(Dataset rows describing interfaces)
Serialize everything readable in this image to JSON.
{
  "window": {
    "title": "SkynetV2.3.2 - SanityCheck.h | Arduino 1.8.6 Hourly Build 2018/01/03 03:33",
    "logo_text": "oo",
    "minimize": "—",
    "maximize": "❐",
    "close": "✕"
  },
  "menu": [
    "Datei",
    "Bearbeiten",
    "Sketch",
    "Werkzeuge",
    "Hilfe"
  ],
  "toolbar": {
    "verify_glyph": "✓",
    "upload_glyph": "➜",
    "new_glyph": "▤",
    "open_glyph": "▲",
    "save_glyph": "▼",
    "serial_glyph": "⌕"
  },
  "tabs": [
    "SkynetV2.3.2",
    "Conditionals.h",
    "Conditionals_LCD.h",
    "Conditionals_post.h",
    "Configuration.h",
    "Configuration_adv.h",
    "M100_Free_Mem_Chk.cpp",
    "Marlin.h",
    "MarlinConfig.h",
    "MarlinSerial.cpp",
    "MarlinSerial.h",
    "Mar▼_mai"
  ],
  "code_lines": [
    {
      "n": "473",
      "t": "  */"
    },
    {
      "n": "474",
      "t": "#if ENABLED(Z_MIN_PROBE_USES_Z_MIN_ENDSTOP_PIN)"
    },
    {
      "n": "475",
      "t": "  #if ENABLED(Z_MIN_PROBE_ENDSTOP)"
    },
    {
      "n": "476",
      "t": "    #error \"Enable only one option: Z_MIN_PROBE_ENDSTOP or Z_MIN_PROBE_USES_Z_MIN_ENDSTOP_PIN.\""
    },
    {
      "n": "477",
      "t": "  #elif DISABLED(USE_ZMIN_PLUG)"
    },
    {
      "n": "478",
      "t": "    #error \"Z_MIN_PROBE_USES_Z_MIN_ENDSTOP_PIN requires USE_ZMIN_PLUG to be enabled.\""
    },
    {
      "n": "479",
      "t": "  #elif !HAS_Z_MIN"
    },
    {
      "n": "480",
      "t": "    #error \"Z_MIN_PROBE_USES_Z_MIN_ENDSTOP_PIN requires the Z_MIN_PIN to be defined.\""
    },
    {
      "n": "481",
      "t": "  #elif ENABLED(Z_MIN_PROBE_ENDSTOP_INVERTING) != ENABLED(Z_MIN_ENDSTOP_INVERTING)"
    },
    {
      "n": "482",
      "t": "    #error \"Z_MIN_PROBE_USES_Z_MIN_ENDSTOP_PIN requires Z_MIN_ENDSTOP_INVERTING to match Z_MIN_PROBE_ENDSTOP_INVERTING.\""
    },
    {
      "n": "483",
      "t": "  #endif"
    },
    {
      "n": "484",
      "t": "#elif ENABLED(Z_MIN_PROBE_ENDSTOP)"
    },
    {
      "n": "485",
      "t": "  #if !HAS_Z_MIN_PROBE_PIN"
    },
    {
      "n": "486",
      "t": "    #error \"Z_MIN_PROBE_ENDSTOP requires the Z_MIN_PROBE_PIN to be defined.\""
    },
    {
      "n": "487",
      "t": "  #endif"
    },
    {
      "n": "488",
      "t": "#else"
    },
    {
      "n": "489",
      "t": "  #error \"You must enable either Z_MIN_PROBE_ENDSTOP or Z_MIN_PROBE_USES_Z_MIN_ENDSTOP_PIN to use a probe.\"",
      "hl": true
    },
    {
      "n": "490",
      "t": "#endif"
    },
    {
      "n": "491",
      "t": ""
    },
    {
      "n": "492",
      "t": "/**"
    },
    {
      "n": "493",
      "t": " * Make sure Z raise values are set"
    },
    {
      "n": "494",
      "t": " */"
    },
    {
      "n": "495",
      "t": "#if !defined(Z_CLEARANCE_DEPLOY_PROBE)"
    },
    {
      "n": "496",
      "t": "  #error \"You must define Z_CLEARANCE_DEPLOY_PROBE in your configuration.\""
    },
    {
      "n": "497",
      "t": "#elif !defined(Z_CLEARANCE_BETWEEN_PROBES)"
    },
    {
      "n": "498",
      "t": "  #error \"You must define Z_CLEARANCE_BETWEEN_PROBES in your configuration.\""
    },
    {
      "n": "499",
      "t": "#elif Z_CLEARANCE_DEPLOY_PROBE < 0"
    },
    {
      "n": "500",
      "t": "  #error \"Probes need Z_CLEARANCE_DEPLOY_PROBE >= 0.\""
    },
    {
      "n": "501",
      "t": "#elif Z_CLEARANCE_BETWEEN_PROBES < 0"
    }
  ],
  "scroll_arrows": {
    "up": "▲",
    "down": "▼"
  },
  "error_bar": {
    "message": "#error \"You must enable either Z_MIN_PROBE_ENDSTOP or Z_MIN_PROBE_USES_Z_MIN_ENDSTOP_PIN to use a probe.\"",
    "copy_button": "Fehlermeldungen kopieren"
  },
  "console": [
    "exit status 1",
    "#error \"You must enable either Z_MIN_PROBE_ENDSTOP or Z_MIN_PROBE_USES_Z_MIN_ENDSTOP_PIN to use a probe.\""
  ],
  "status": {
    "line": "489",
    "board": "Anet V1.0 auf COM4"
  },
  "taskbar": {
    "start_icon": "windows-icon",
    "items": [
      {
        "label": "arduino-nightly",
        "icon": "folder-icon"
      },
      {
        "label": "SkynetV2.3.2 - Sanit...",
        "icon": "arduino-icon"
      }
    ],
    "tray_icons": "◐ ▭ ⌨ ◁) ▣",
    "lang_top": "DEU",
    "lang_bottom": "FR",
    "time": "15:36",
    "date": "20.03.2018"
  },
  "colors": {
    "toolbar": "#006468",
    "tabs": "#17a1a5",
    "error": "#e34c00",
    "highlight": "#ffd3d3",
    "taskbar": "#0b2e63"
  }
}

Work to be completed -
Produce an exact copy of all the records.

Answer to the exercise -
Serialize everything readable in this image to JSON.
{
  "window": {
    "title": "SkynetV2.3.2 - SanityCheck.h | Arduino 1.8.6 Hourly Build 2018/01/03 03:33",
    "logo_text": "oo",
    "minimize": "—",
    "maximize": "❐",
    "close": "✕"
  },
  "menu": [
    "Datei",
    "Bearbeiten",
    "Sketch",
    "Werkzeuge",
    "Hilfe"
  ],
  "toolbar": {
    "verify_glyph": "✓",
    "upload_glyph": "➜",
    "new_glyph": "▤",
    "open_glyph": "▲",
    "save_glyph": "▼",
    "serial_glyph": "⌕"
  },
  "tabs": [
    "SkynetV2.3.2",
    "Conditionals.h",
    "Conditionals_LCD.h",
    "Conditionals_post.h",
    "Configuration.h",
    "Configuration_adv.h",
    "M100_Free_Mem_Chk.cpp",
    "Marlin.h",
    "MarlinConfig.h",
    "MarlinSerial.cpp",
    "MarlinSerial.h",
    "Mar▼_mai"
  ],
  "code_lines": [
    {
      "n": "473",
      "t": "  */"
    },
    {
      "n": "474",
      "t": "#if ENABLED(Z_MIN_PROBE_USES_Z_MIN_ENDSTOP_PIN)"
    },
    {
      "n": "475",
      "t": "  #if ENABLED(Z_MIN_PROBE_ENDSTOP)"
    },
    {
      "n": "476",
      "t": "    #error \"Enable only one option: Z_MIN_PROBE_ENDSTOP or Z_MIN_PROBE_USES_Z_MIN_ENDSTOP_PIN.\""
    },
    {
      "n": "477",
      "t": "  #elif DISABLED(USE_ZMIN_PLUG)"
    },
    {
      "n": "478",
      "t": "    #error \"Z_MIN_PROBE_USES_Z_MIN_ENDSTOP_PIN requires USE_ZMIN_PLUG to be enabled.\""
    },
    {
      "n": "479",
      "t": "  #elif !HAS_Z_MIN"
    },
    {
      "n": "480",
      "t": "    #error \"Z_MIN_PROBE_USES_Z_MIN_ENDSTOP_PIN requires the Z_MIN_PIN to be defined.\""
    },
    {
      "n": "481",
      "t": "  #elif ENABLED(Z_MIN_PROBE_ENDSTOP_INVERTING) != ENABLED(Z_MIN_ENDSTOP_INVERTING)"
    },
    {
      "n": "482",
      "t": "    #error \"Z_MIN_PROBE_USES_Z_MIN_ENDSTOP_PIN requires Z_MIN_ENDSTOP_INVERTING to match Z_MIN_PROBE_ENDSTOP_INVERTING.\""
    },
    {
      "n": "483",
      "t": "  #endif"
    },
    {
      "n": "484",
      "t": "#elif ENABLED(Z_MIN_PROBE_ENDSTOP)"
    },
    {
      "n": "485",
      "t": "  #if !HAS_Z_MIN_PROBE_PIN"
    },
    {
      "n": "486",
      "t": "    #error \"Z_MIN_PROBE_ENDSTOP requires the Z_MIN_PROBE_PIN to be defined.\""
    },
    {
      "n": "487",
      "t": "  #endif"
    },
    {
      "n": "488",
      "t": "#else"
    },
    {
      "n": "489",
      "t": "  #error \"You must enable either Z_MIN_PROBE_ENDSTOP or Z_MIN_PROBE_USES_Z_MIN_ENDSTOP_PIN to use a probe.\"",
      "hl": true
    },
    {
      "n": "490",
      "t": "#endif"
    },
    {
      "n": "491",
      "t": ""
    },
    {
      "n": "492",
      "t": "/**"
    },
    {
      "n": "493",
      "t": " * Make sure Z raise values are set"
    },
    {
      "n": "494",
      "t": " */"
    },
    {
      "n": "495",
      "t": "#if !defined(Z_CLEARANCE_DEPLOY_PROBE)"
    },
    {
      "n": "496",
      "t": "  #error \"You must define Z_CLEARANCE_DEPLOY_PROBE in your configuration.\""
    },
    {
      "n": "497",
      "t": "#elif !defined(Z_CLEARANCE_BETWEEN_PROBES)"
    },
    {
      "n": "498",
      "t": "  #error \"You must define Z_CLEARANCE_BETWEEN_PROBES in your configuration.\""
    },
    {
      "n": "499",
      "t": "#elif Z_CLEARANCE_DEPLOY_PROBE < 0"
    },
    {
      "n": "500",
      "t": "  #error \"Probes need Z_CLEARANCE_DEPLOY_PROBE >= 0.\""
    },
    {
      "n": "501",
      "t": "#elif Z_CLEARANCE_BETWEEN_PROBES < 0"
    }
  ],
  "scroll_arrows": {
    "up": "▲",
    "down": "▼"
  },
  "error_bar": {
    "message": "#error \"You must enable either Z_MIN_PROBE_ENDSTOP or Z_MIN_PROBE_USES_Z_MIN_ENDSTOP_PIN to use a probe.\"",
    "copy_button": "Fehlermeldungen kopieren"
  },
  "console": [
    "exit status 1",
    "#error \"You must enable either Z_MIN_PROBE_ENDSTOP or Z_MIN_PROBE_USES_Z_MIN_ENDSTOP_PIN to use a probe.\""
  ],
  "status": {
    "line": "489",
    "board": "Anet V1.0 auf COM4"
  },
  "taskbar": {
    "start_icon": "windows-icon",
    "items": [
      {
        "label": "arduino-nightly",
        "icon": "folder-icon"
      },
      {
        "label": "SkynetV2.3.2 - Sanit...",
        "icon": "arduino-icon"
      }
    ],
    "tray_icons": "◐ ▭ ⌨ ◁) ▣",
    "lang_top": "DEU",
    "lang_bottom": "FR",
    "time": "15:36",
    "date": "20.03.2018"
  },
  "colors": {
    "toolbar": "#006468",
    "tabs": "#17a1a5",
    "error": "#e34c00",
    "highlight": "#ffd3d3",
    "taskbar": "#0b2e63"
  }
}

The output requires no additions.